Kumar, P., Coates, M.L. & Ryan, D. "Changing Industrial Relations in Canada: A Review of Recent Trends and Emerging Issues" in P. Kumar et al. (eds.), The Current Industrial Relations Scene in Canada, 1987 (Kingston: Industrial Relations Centre, 1987).
Law Reform Commission of Canada, A Report on Dispositions and Sentences in the Criminal Process: Guidelines (Ottawa: Information Canada, 1976).
Levitt, H., The Law of Dismissal in Canada (Aurora: Canada Law Book, 1985).
Mayhew, P. "Experiences of Crime Across the World in 1988" in Research Bulletin #28, Home Office Research and Statistics Department, England, 1990.
McGraw, P. & Dunford, R. "The Strategic Use of Quality Circles in Australian Industrial Relations" (1987), 29 J. of Industrial Relations 150-68.
Normandeau, A. & Leighton, B. A Vision of the Future of Policing in Canada: Police-Challenge 2000 (Ministry of Solicitor General, Ottawa, 1990) at 92-96;
Palmer, E., Collective Agreement Arbitration in Canada (Toronto: Butterworths, 2nd ed., 1983).
Redeker, J. Discipline: Policy and Procedures (Washington: Bureau of National Affairs, 1983).
Richards, J., Mauser, G. & Holmes, R. "What Do Workers Want? Attitudes Towards Collective Bargaining and Participation in Management" (1988), 43 Relations Industrielles 133.
Report of the Canadian Federal-Provincial Task Force on Justice for Victims of Crime (Ottawa, 1983).
Report of the Canadian Sentencing Commission, Sentencing Reform: A Canadian Approach Ottawa: Min. of Supply and Services, 1987).
RCMP External Review Committee, Annual Report 1986-1987.
RCMP External Review Committee, Annual Report 1987-1988.

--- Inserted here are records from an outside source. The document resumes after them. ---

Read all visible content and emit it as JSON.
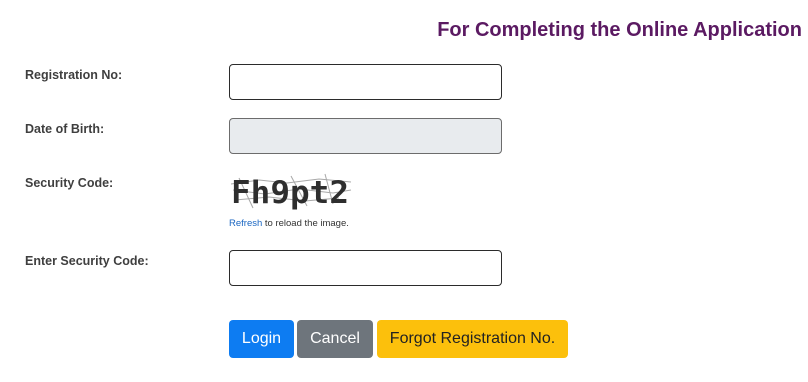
{
  "heading": "For Completing the Online Application",
  "form": {
    "registration_label": "Registration No:",
    "registration_value": "",
    "dob_label": "Date of Birth:",
    "dob_value": "",
    "security_code_label": "Security Code:",
    "captcha_text": "Fh9pt2",
    "refresh_link": "Refresh",
    "refresh_suffix": " to reload the image.",
    "enter_code_label": "Enter Security Code:",
    "enter_code_value": ""
  },
  "buttons": {
    "login": "Login",
    "cancel": "Cancel",
    "forgot": "Forgot Registration No."
  },
  "colors": {
    "heading": "#5b1a62",
    "login": "#0d7cf2",
    "cancel": "#6e757c",
    "forgot": "#fcc00c",
    "link": "#1a66c2"
  }
}
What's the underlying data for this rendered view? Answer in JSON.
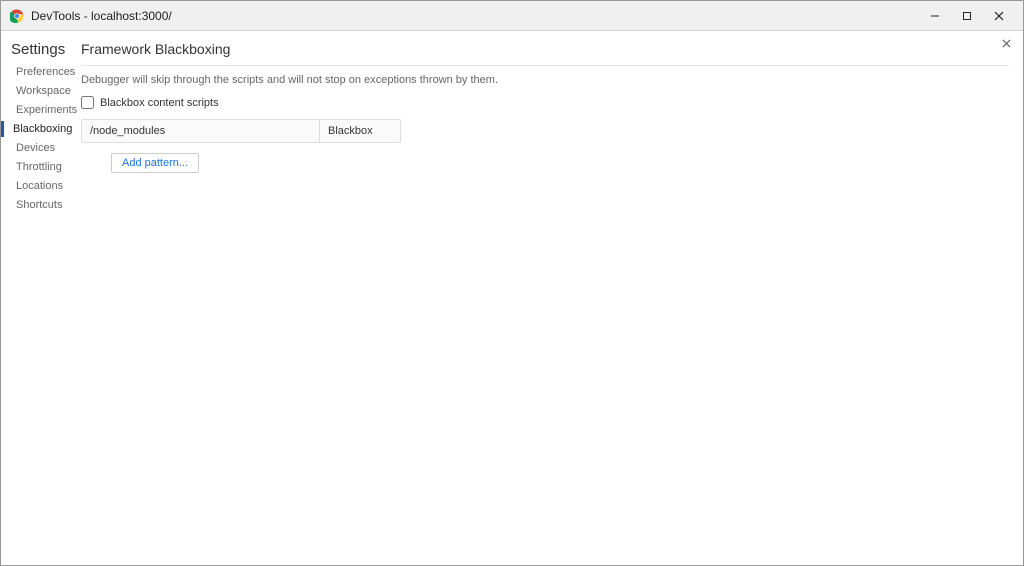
{
  "window": {
    "title": "DevTools - localhost:3000/"
  },
  "sidebar": {
    "header": "Settings",
    "items": [
      {
        "label": "Preferences",
        "active": false
      },
      {
        "label": "Workspace",
        "active": false
      },
      {
        "label": "Experiments",
        "active": false
      },
      {
        "label": "Blackboxing",
        "active": true
      },
      {
        "label": "Devices",
        "active": false
      },
      {
        "label": "Throttling",
        "active": false
      },
      {
        "label": "Locations",
        "active": false
      },
      {
        "label": "Shortcuts",
        "active": false
      }
    ]
  },
  "main": {
    "title": "Framework Blackboxing",
    "description": "Debugger will skip through the scripts and will not stop on exceptions thrown by them.",
    "checkbox_label": "Blackbox content scripts",
    "checkbox_checked": false,
    "patterns": [
      {
        "pattern": "/node_modules",
        "behavior": "Blackbox"
      }
    ],
    "add_button_label": "Add pattern..."
  }
}
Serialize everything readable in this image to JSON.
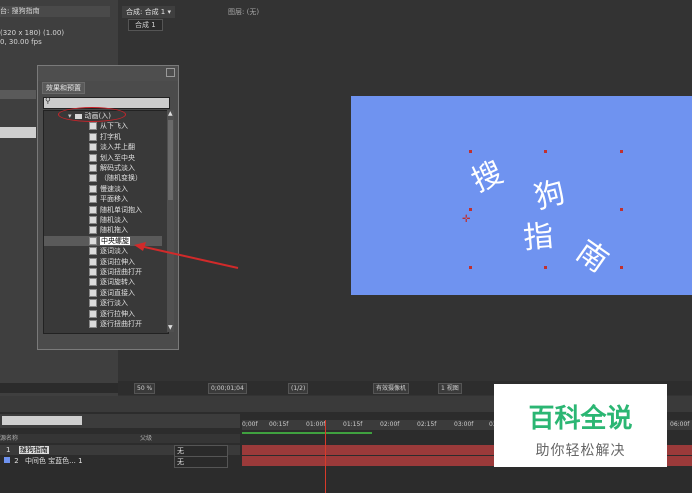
{
  "project_panel": {
    "tab_label": "台: 搜狗指南",
    "comp_size": "(320 x 180) (1.00)",
    "frame_rate": "0, 30.00 fps"
  },
  "comp_panel": {
    "tab_label": "合成: 合成 1 ▾",
    "layer_tab": "图层: (无)",
    "subtab": "合成 1",
    "canvas_chars": [
      "搜",
      "狗",
      "指",
      "南"
    ],
    "canvas_color": "#6f93f0"
  },
  "comp_toolbar": {
    "zoom": "50 %",
    "timecode": "0;00;01;04",
    "resolution": "(1/2)",
    "camera": "有效摄像机",
    "view": "1 视图"
  },
  "effects_panel": {
    "title": "效果和预置",
    "folder": "动画(入)",
    "items": [
      "从下飞入",
      "打字机",
      "淡入并上翻",
      "划入至中央",
      "解码式淡入",
      "（随机变换）",
      "慢速淡入",
      "平面移入",
      "随机单词抱入",
      "随机淡入",
      "随机拖入",
      "中央螺旋",
      "逐词淡入",
      "逐词拉伸入",
      "逐词扭曲打开",
      "逐词旋转入",
      "逐词直接入",
      "逐行淡入",
      "逐行拉伸入",
      "逐行扭曲打开"
    ],
    "selected_index": 11,
    "accent": "#c8242a"
  },
  "timeline": {
    "header_source": "源名称",
    "header_parent": "父级",
    "ruler_ticks": [
      "0;00f",
      "00:15f",
      "01:00f",
      "01:15f",
      "02:00f",
      "02:15f",
      "03:00f",
      "03",
      "06:00f"
    ],
    "layers": [
      {
        "num": "1",
        "name": "搜狗指南",
        "parent": "无"
      },
      {
        "num": "2",
        "name": "中间色 宝蓝色... 1",
        "parent": "无"
      }
    ],
    "track_color": "#9b3a3a"
  },
  "watermark": {
    "title": "百科全说",
    "subtitle": "助你轻松解决"
  }
}
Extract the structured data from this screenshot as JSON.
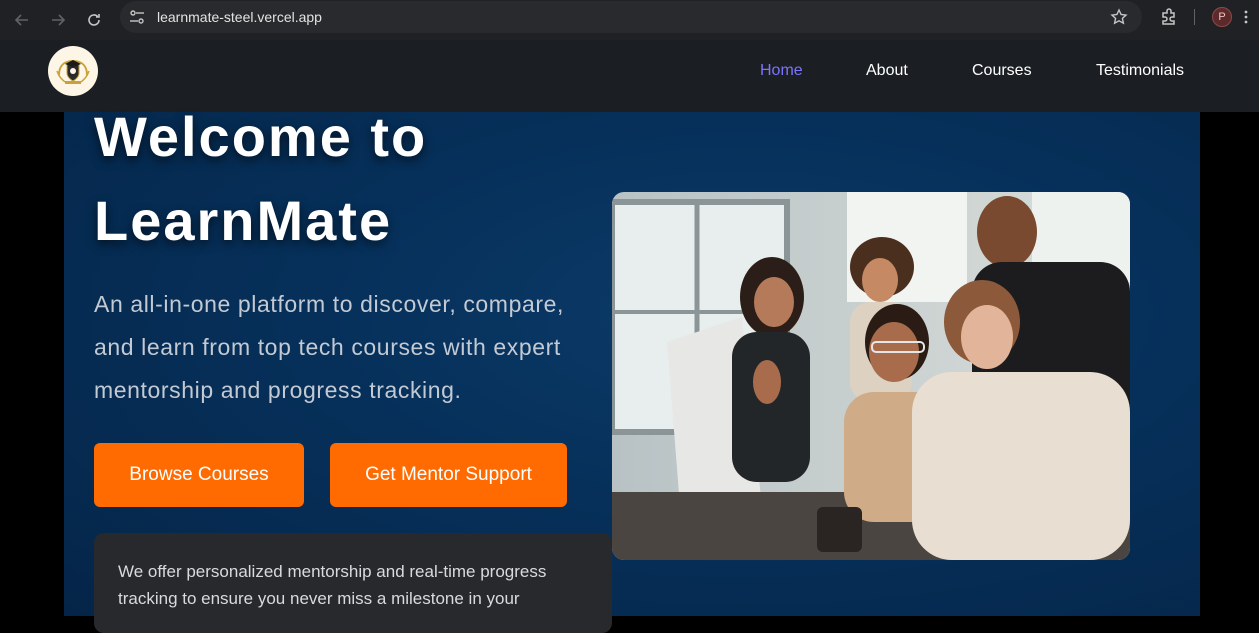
{
  "browser": {
    "url": "learnmate-steel.vercel.app",
    "profile_initial": "P",
    "icons": [
      "back-arrow-icon",
      "forward-arrow-icon",
      "reload-icon",
      "site-settings-icon",
      "bookmark-star-icon",
      "extensions-icon",
      "more-menu-icon"
    ]
  },
  "nav": {
    "links": [
      "Home",
      "About",
      "Courses",
      "Testimonials"
    ],
    "active": "Home",
    "active_color": "#7b74ff"
  },
  "hero": {
    "title_line1": "Welcome to",
    "title_line2": "LearnMate",
    "subtitle_lines": [
      "An all-in-one platform to discover, compare,",
      "and learn from top tech courses with expert",
      "mentorship and progress tracking."
    ],
    "buttons": {
      "browse": "Browse Courses",
      "mentor": "Get Mentor Support"
    },
    "button_color": "#ff6b00",
    "card_lines": [
      "We offer personalized mentorship and real-time progress",
      "tracking to ensure you never miss a milestone in your"
    ]
  }
}
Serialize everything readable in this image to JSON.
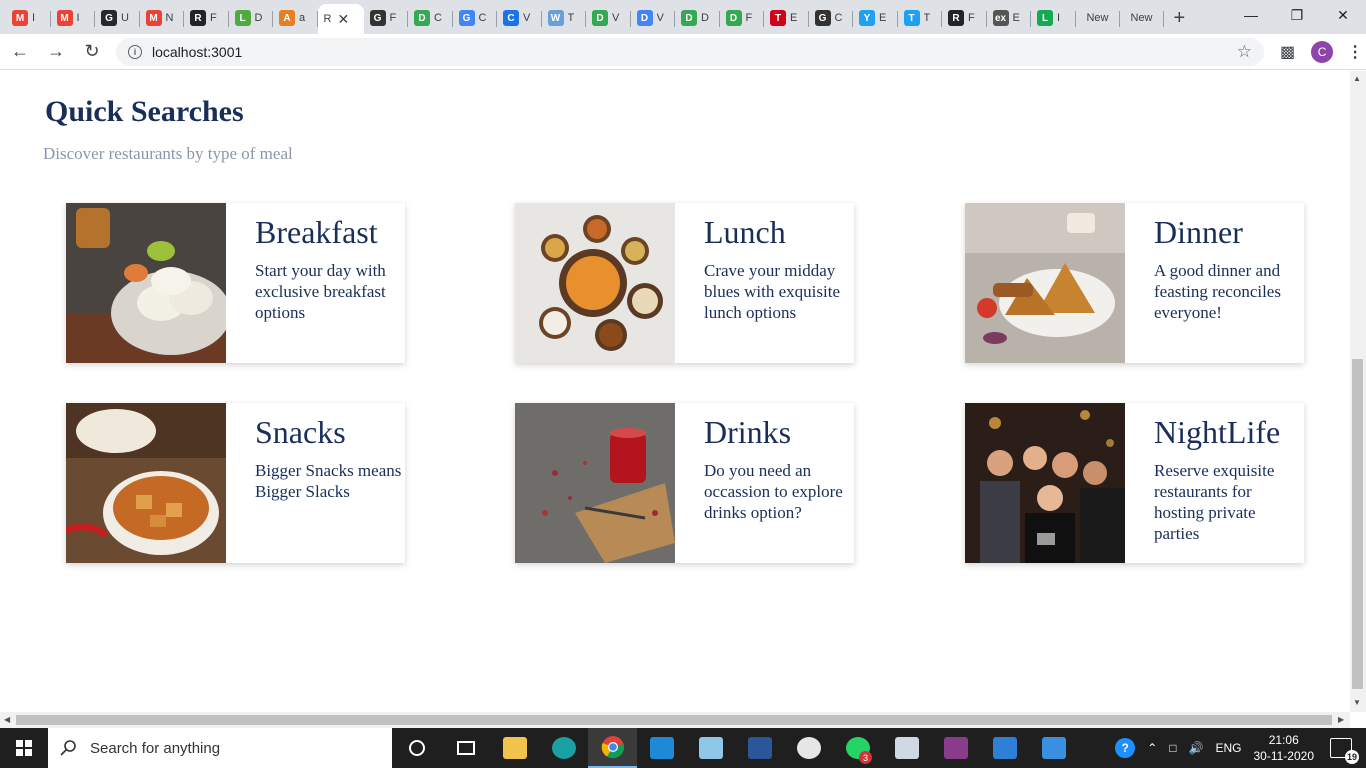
{
  "browser": {
    "tabs": [
      {
        "title": "I",
        "fav": "gmail-icon",
        "color": "#ea4335",
        "letter": "M"
      },
      {
        "title": "I",
        "fav": "gmail-icon",
        "color": "#ea4335",
        "letter": "M"
      },
      {
        "title": "U",
        "fav": "github-icon",
        "color": "#24292e",
        "letter": "G"
      },
      {
        "title": "N",
        "fav": "gmail-icon",
        "color": "#ea4335",
        "letter": "M"
      },
      {
        "title": "F",
        "fav": "react-icon",
        "color": "#20232a",
        "letter": "R"
      },
      {
        "title": "D",
        "fav": "mongodb-icon",
        "color": "#4faa41",
        "letter": "L"
      },
      {
        "title": "a",
        "fav": "grid-icon",
        "color": "#e67e22",
        "letter": "A"
      },
      {
        "title": "R",
        "fav": "none",
        "color": "#ffffff",
        "letter": "",
        "active": true
      },
      {
        "title": "F",
        "fav": "globe-icon",
        "color": "#333333",
        "letter": "G"
      },
      {
        "title": "C",
        "fav": "drive-icon",
        "color": "#34a853",
        "letter": "D"
      },
      {
        "title": "C",
        "fav": "google-icon",
        "color": "#4285f4",
        "letter": "G"
      },
      {
        "title": "V",
        "fav": "contacts-icon",
        "color": "#1a73e8",
        "letter": "C"
      },
      {
        "title": "T",
        "fav": "whiteboard-icon",
        "color": "#6aa0d8",
        "letter": "W"
      },
      {
        "title": "V",
        "fav": "drive-icon",
        "color": "#34a853",
        "letter": "D"
      },
      {
        "title": "V",
        "fav": "docs-icon",
        "color": "#4285f4",
        "letter": "D"
      },
      {
        "title": "D",
        "fav": "drive-icon",
        "color": "#34a853",
        "letter": "D"
      },
      {
        "title": "F",
        "fav": "drive-icon",
        "color": "#34a853",
        "letter": "D"
      },
      {
        "title": "E",
        "fav": "tools-icon",
        "color": "#d0021b",
        "letter": "T"
      },
      {
        "title": "C",
        "fav": "globe-icon",
        "color": "#333333",
        "letter": "G"
      },
      {
        "title": "E",
        "fav": "bolt-icon",
        "color": "#1da1f2",
        "letter": "Y"
      },
      {
        "title": "T",
        "fav": "t-icon",
        "color": "#1da1f2",
        "letter": "T"
      },
      {
        "title": "F",
        "fav": "react-icon",
        "color": "#20232a",
        "letter": "R"
      },
      {
        "title": "E",
        "fav": "express-icon",
        "color": "#555555",
        "letter": "ex"
      },
      {
        "title": "I",
        "fav": "mongodb-icon",
        "color": "#13aa52",
        "letter": "L"
      }
    ],
    "new_tabs": [
      "New",
      "New"
    ],
    "url": "localhost:3001",
    "profile_initial": "C"
  },
  "page": {
    "title": "Quick Searches",
    "subtitle": "Discover restaurants by type of meal",
    "cards": [
      {
        "title": "Breakfast",
        "desc": "Start your day with exclusive breakfast options",
        "image": "breakfast-photo"
      },
      {
        "title": "Lunch",
        "desc": "Crave your midday blues with exquisite lunch options",
        "image": "lunch-photo"
      },
      {
        "title": "Dinner",
        "desc": "A good dinner and feasting reconciles everyone!",
        "image": "dinner-photo"
      },
      {
        "title": "Snacks",
        "desc": "Bigger Snacks means Bigger Slacks",
        "image": "snacks-photo"
      },
      {
        "title": "Drinks",
        "desc": "Do you need an occassion to explore drinks option?",
        "image": "drinks-photo"
      },
      {
        "title": "NightLife",
        "desc": "Reserve exquisite restaurants for hosting private parties",
        "image": "nightlife-photo"
      }
    ]
  },
  "taskbar": {
    "search_placeholder": "Search for anything",
    "apps": [
      "task-view-icon",
      "file-explorer-icon",
      "edge-icon",
      "chrome-icon",
      "vscode-icon",
      "notepad-icon",
      "word-icon",
      "paint-icon",
      "whatsapp-icon",
      "screen-icon",
      "winrar-icon",
      "media-icon",
      "photos-icon"
    ],
    "whatsapp_badge": "3",
    "language": "ENG",
    "time": "21:06",
    "date": "30-11-2020",
    "notifications": "19"
  }
}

RCMP External Review Committee, Annual Report 1988-1989.
RCMP External Review Committee, Annual Report 1989-1990.
RCMP Public Complaints Commission, Annual Report 1988-89 (Ottawa: Minister of Supply and Services, 1989).
RCMP Public Complaints Commission, Annual Report 1989-90 (Ottawa: Minister of Supply and Services, 1990).
Shearing, C. & Stenning, P. "From the Panopticon to DisneyWorld: The Development of Discipline" in A. Doob & E. Greenspan (eds.), Perspectives in Criminal Law (Aurora: Canada Law Book, 1985).
Shearing, C. Post-Complaint Management: The Impact of Complaint Procedures on Police Discipline (Discussion Paper 4, RCMP External Review Committee, 1990).
Southgate, P. (ed.) New Directions in Police Training (London: Home Office Research and Planning Unit, 1988).
Stevens, J. "The German Police Forecast for the Year 2000: Administrative and Policy Implications" (1987), 11 Int'l J. of Comparative and Applied Criminal Justice 253.
Tokuoka, H. & Cohen, A. "Japanese Society and Delinquency" (1987), 11 Int'l J. of Comparative and Applied Criminal Justice 13.
Trends and Issues in Crime and Criminal Justice (Australian Institute of Criminology, 1988) Nos. 11, 15, 16.
van Dijk, J., Mayhew, P. & Killias, M. Experiences of Crime Across the World (Deventer, Netherlands: Kluwer Law and Taxation Publishers, 1990).
Verma, A. & Kochan, T. "Two Paths to Innovations in Industrial Relations: The Case of Canada and the United States" 1990 Labour Law Journal 602.
Werther, W. et al., Canadian Personnel Management and Human Resources (Toronto: McGraw-Hill, 2nd ed., 1985) at 91-96.
- Date modified: